Microservices Best Practices
The clear advantage of microservices is that discrete business functions can scale and evolve independently with dedicated IT infrastructure. Engineers can also maintain a much smaller surface area of code and make better choices when it comes to supporting individual services.
Best practices for designing microservices architecture include:
- Creating a separate data store so that individual teams can choose the ideal database for their needs
- Keeping servers stateless to enable scalability
- Creating a separate pipeline for each microservice so that teams can make changes and improvements without impacting other services that are running
- Deploying apps in containers to ensure standardization across services
- Using blue-green deployments to route small percentages to new service versions and confirm that services are working as expected
- Monitoring environments continuously to be proactive in preventing outages
When all of this is done in a serverless fashion, engineers have much less infrastructure to manage themselves. They can focus more on application code and less on operating systems, server specifications, autoscaling details, and overall maintenance. Serverless microservices with stateless session storage via REST are the core ingredients of next-gen applications.

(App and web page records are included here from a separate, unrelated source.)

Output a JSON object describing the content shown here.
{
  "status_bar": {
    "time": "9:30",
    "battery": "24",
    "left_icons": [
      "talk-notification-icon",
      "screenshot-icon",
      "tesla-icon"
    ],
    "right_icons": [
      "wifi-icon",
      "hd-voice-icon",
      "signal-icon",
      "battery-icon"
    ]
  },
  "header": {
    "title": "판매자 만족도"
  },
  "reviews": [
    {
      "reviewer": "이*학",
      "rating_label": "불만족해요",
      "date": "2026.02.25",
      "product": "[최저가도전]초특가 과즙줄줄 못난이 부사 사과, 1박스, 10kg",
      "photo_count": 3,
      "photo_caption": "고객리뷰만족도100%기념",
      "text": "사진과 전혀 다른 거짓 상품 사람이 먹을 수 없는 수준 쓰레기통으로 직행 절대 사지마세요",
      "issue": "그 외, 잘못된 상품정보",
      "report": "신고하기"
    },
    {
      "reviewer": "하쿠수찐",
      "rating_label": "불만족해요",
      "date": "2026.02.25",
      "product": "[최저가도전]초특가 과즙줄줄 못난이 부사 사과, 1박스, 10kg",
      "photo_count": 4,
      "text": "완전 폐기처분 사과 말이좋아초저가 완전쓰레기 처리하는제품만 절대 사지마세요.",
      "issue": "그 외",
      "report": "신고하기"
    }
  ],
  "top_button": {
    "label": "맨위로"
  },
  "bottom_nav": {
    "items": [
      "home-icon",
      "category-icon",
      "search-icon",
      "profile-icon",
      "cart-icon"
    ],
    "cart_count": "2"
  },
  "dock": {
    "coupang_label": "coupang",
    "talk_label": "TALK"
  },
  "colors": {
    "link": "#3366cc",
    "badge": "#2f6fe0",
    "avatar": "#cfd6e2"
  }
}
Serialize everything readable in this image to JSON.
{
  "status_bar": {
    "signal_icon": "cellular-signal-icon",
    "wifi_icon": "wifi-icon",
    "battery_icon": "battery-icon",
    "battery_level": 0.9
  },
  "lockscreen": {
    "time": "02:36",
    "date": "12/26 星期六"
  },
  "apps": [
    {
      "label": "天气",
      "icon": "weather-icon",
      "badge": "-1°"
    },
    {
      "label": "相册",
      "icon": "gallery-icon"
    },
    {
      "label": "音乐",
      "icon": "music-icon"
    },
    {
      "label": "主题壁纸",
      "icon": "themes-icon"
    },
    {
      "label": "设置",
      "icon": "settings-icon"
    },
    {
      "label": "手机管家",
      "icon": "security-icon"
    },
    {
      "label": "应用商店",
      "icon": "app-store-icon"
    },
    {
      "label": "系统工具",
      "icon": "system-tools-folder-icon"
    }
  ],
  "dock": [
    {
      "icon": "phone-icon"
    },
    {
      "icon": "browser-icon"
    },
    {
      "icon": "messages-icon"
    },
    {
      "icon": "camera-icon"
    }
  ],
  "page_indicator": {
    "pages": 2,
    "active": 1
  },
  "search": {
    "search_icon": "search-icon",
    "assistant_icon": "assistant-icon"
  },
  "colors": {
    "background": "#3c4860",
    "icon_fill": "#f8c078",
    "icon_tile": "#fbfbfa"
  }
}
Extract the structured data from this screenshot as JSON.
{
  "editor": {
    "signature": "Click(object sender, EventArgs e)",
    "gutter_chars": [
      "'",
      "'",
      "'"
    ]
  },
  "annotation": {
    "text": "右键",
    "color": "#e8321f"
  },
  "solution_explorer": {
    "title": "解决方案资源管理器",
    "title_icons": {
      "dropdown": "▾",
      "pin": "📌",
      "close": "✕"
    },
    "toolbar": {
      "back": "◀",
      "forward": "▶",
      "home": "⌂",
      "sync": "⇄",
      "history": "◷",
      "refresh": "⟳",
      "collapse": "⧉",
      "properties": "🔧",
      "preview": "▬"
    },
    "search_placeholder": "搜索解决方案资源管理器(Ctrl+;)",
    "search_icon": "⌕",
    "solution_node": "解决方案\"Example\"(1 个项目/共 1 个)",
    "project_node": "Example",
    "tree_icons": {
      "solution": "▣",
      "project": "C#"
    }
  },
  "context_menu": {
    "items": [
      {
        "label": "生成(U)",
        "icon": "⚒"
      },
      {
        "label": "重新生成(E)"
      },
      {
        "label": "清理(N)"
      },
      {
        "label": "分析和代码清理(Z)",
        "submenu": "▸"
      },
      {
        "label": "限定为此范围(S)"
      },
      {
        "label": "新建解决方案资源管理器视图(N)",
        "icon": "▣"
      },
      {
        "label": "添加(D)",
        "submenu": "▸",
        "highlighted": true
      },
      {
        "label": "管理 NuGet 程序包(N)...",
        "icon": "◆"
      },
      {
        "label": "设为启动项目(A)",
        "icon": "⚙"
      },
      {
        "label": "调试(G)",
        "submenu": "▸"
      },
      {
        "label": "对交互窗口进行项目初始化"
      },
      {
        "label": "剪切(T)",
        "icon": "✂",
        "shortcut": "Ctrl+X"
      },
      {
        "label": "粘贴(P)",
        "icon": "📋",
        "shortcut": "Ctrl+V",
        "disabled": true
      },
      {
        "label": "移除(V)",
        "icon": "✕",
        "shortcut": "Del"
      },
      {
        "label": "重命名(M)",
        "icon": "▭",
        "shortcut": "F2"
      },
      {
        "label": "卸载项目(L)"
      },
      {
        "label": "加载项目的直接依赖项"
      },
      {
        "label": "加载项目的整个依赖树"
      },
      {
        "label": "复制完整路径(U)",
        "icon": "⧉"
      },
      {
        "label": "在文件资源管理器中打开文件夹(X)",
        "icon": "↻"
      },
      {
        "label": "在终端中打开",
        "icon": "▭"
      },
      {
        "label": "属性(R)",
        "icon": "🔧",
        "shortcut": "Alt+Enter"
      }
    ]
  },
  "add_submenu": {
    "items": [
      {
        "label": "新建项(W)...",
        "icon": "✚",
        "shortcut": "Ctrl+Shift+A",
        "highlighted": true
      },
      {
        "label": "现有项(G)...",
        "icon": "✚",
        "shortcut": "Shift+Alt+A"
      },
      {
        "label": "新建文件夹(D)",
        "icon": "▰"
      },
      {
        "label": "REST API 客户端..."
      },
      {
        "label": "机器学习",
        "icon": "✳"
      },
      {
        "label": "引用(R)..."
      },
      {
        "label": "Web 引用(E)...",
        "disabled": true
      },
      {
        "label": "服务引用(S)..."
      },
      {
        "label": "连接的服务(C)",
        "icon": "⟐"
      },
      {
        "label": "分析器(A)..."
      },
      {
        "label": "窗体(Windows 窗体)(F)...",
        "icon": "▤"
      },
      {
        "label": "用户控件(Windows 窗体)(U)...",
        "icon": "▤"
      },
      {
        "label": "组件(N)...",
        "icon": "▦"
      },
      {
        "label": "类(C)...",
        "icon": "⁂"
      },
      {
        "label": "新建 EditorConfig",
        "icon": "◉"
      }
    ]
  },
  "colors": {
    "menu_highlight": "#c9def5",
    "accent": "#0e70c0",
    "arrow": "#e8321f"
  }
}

With that being said, there are aspects of this strategy that can be confusing to new adopters, such as the need for containers and how to deploy event-driven applications. We’ll touch on these concerns next.
Why Do We Need Containers If We Have Instances?
When educating clients on the benefits of serverless infrastructure and containers, we’re often asked why we need containers at all. Don’t instances already provide isolation from underlying hardware? Yes, but containers and Docker, specifically, provide other important benefits.
Docker allows users to fully utilize VM resources by hosting multiple applications (on distinct ports) on the same instance. As a result, engineering teams get portable runtime application environments with platform-independent capabilities. This allows engineers to build an application once and then deploy it anywhere regardless of the underlying operating system.
Deployment cycles are also faster with containers, and it’s easier to leverage infrastructure automation. Furthermore, it’s possible to run different application versions simultaneously, as well as package dependencies and applications up in a single artifact.
What Happens If a Particular Service Goes Down?
Good question. We recommend using a tool like Amazon SQS, which is a messaging queuing service designed specifically for serverless applications.
Such queue-based architecture prevents potential data loss during outages by adding message queues between services (REST endpoints). These queues hold information on behalf of services.
What about Event-driven Architecture?
Implementing event-driven architecture can work for serverless infrastructure through either a pub/sub model or an event stream model. With the pub/sub model, when events are published, notifications go out to all subscribers. Each subscriber can respond according to whatever data processing requirements are in place. The service we recommend for this is Amazon SNS, a fully managed pub/sub service designed for serverless applications.
On the event stream model side, engineers can set up consumers to read from a continuous flow of events that come from a producer. For example, this could mean capturing a continuous clickstream log and sending alerts if any anomalies are detected. We turn to Amazon Kinesis for this type of functionality.
Go Serverless with ClearScale
For those who have other questions or want to learn more about how to deploy and optimize serverless infrastructure on the AWS cloud, we’d love to hear from you. We work with clients across many industries to build next-gen applications that are efficient, scalable, and reliable. Our cloud engineers have extensive experience with all the methods and tools described above so that we can hit the ground running on any project.